▶ [EXERCISE OBJECTIVE] Review the listing and copy each line that holds the word "date".

▶ [RECORDS FOR PROCESSING]
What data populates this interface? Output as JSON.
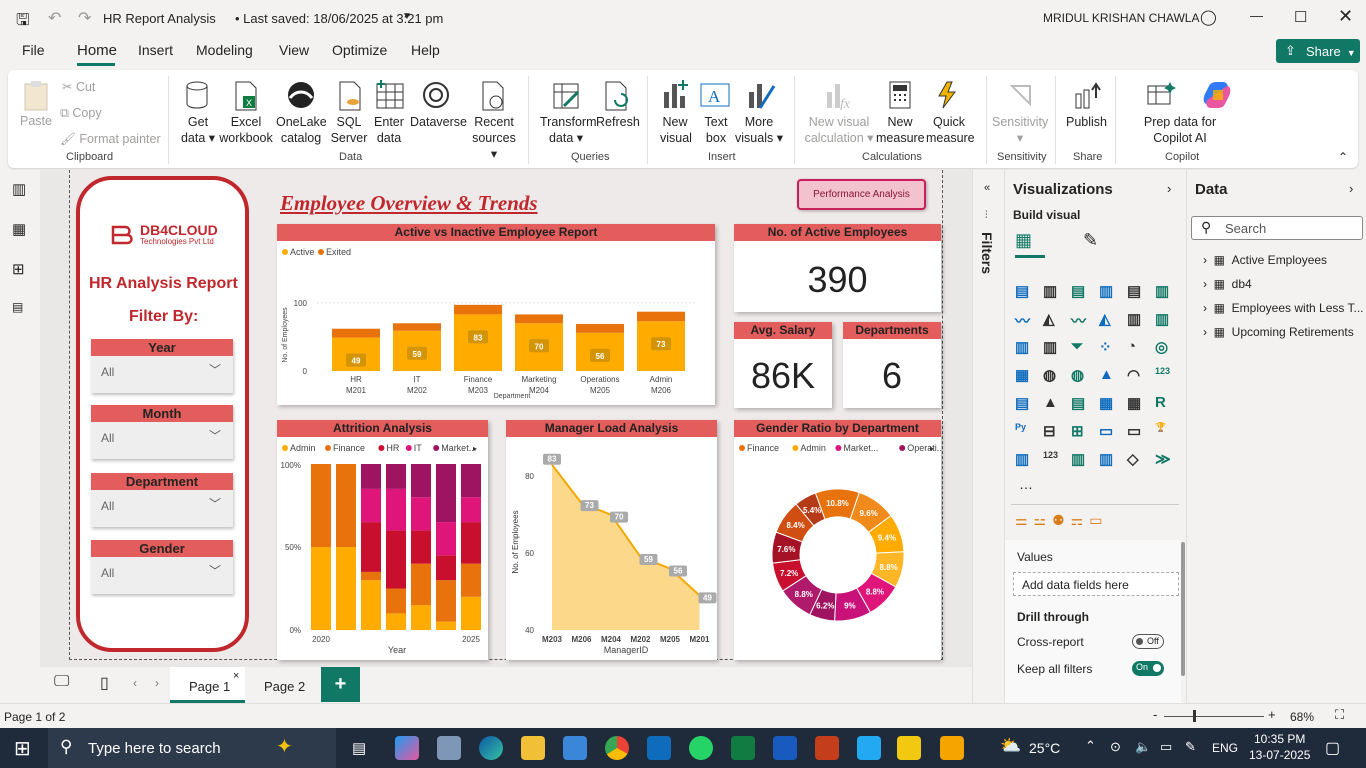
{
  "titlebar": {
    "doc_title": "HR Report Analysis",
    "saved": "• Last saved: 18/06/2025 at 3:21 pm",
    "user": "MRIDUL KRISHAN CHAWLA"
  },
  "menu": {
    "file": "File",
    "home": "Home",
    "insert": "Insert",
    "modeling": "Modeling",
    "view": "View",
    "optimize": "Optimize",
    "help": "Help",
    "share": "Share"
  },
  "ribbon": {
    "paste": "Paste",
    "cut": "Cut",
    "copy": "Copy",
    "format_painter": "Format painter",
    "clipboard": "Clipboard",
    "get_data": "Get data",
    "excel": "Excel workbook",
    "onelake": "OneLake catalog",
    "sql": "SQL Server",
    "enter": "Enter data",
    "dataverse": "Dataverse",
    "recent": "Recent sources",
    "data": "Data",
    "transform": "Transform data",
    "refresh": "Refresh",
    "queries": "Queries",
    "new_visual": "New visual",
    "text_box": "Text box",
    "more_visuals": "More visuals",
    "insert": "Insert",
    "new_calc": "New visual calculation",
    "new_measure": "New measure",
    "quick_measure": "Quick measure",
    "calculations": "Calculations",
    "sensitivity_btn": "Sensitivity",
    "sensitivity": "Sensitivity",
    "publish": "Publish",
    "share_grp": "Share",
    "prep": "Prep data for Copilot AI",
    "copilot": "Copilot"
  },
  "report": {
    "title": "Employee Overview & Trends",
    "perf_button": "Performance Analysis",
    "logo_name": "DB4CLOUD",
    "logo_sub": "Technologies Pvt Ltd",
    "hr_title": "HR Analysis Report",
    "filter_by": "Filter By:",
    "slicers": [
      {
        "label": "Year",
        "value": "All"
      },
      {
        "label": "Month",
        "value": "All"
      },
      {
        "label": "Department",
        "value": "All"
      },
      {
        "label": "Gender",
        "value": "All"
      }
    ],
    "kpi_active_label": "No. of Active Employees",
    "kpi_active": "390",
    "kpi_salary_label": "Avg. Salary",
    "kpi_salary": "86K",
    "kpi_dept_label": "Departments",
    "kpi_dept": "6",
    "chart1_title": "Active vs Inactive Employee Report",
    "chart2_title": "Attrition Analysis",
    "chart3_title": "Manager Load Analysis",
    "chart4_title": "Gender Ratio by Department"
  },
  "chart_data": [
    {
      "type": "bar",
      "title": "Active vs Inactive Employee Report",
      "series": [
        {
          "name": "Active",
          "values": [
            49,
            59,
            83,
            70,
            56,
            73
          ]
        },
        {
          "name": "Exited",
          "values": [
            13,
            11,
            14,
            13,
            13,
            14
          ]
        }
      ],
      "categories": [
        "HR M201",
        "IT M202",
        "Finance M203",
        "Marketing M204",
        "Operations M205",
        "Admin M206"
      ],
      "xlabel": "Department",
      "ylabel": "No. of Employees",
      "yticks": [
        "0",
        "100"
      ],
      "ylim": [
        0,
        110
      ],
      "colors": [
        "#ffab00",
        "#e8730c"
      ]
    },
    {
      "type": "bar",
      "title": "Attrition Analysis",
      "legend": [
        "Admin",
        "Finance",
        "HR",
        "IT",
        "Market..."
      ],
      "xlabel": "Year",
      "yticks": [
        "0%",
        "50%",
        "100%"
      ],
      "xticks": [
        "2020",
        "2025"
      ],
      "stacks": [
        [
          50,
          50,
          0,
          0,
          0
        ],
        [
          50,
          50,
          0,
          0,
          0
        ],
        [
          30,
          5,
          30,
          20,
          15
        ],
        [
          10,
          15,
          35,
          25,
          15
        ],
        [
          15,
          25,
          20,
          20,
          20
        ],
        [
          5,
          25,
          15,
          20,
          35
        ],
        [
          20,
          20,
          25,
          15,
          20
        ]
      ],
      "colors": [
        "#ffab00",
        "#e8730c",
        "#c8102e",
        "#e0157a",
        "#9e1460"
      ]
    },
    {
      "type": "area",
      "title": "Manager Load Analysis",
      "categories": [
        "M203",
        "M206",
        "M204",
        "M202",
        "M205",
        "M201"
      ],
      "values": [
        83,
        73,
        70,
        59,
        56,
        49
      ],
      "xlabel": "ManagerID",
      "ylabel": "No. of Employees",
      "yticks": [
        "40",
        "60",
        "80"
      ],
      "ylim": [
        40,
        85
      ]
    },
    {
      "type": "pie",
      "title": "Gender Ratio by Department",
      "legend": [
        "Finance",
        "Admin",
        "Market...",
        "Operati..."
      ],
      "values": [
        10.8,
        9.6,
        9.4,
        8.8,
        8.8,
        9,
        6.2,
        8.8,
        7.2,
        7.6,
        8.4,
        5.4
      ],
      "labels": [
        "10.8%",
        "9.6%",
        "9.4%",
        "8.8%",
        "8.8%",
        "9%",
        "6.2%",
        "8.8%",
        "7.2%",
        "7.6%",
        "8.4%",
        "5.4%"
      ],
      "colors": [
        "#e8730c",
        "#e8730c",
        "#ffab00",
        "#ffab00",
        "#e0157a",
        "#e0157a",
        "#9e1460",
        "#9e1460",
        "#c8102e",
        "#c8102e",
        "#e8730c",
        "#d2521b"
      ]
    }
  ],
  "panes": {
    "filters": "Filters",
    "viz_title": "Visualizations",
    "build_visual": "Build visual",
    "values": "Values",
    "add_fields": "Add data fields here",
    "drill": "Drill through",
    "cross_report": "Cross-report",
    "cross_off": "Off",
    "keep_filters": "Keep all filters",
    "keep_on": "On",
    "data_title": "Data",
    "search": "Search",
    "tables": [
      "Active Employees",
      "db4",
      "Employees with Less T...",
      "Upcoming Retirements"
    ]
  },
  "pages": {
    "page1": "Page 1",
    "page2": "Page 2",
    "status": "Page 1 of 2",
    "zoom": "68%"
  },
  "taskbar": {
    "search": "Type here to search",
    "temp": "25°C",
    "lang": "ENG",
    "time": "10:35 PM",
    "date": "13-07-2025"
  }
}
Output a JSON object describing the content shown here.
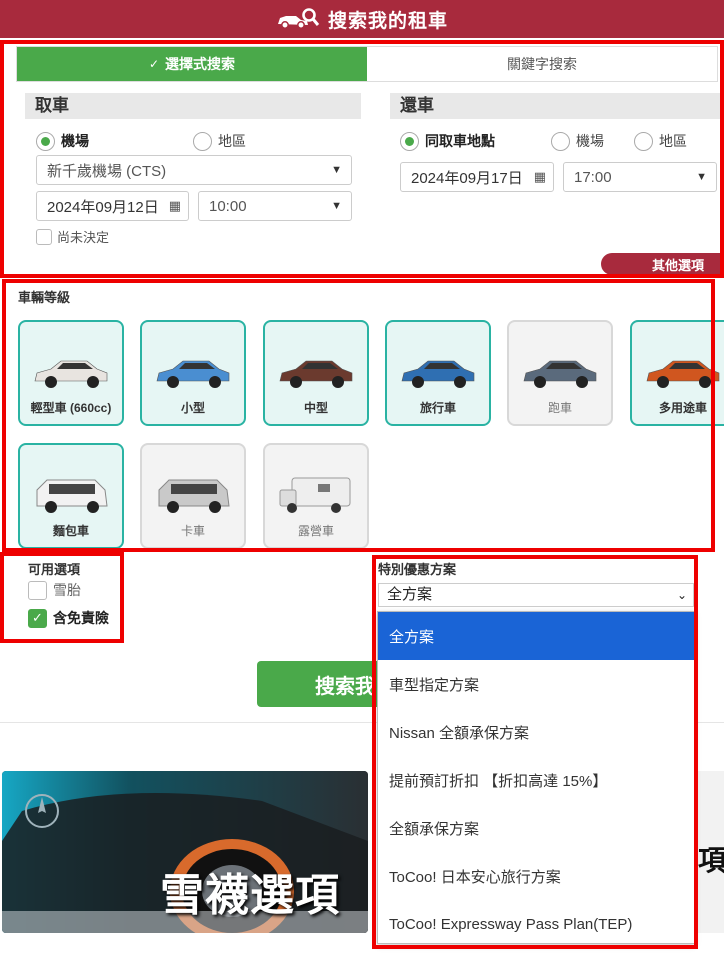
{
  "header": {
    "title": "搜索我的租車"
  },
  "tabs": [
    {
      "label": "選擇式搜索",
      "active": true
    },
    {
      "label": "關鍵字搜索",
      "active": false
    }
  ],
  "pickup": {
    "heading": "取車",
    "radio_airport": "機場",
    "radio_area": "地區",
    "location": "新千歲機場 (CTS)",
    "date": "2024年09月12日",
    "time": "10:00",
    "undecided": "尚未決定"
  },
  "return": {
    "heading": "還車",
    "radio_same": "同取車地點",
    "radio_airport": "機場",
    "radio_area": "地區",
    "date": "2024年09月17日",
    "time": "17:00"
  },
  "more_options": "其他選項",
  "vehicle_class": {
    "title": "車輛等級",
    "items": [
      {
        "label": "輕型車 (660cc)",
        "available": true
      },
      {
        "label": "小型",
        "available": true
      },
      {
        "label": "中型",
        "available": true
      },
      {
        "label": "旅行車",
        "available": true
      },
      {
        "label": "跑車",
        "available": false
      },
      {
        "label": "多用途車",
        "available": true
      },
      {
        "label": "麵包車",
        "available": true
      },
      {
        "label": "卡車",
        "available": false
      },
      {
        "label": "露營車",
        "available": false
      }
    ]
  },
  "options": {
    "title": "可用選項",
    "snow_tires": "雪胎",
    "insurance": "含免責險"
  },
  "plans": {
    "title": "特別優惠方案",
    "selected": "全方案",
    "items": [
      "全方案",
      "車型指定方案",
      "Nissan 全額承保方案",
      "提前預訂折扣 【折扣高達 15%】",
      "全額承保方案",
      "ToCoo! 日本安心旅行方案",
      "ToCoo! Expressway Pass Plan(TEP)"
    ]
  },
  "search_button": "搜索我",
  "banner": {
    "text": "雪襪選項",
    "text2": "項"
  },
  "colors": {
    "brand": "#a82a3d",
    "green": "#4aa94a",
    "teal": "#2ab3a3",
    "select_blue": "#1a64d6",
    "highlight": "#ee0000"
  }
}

▶ [WRITTEN ANSWER]
    "date": "13-07-2025"
    "date": "2024年09月12日",
    "date": "2024年09月17日",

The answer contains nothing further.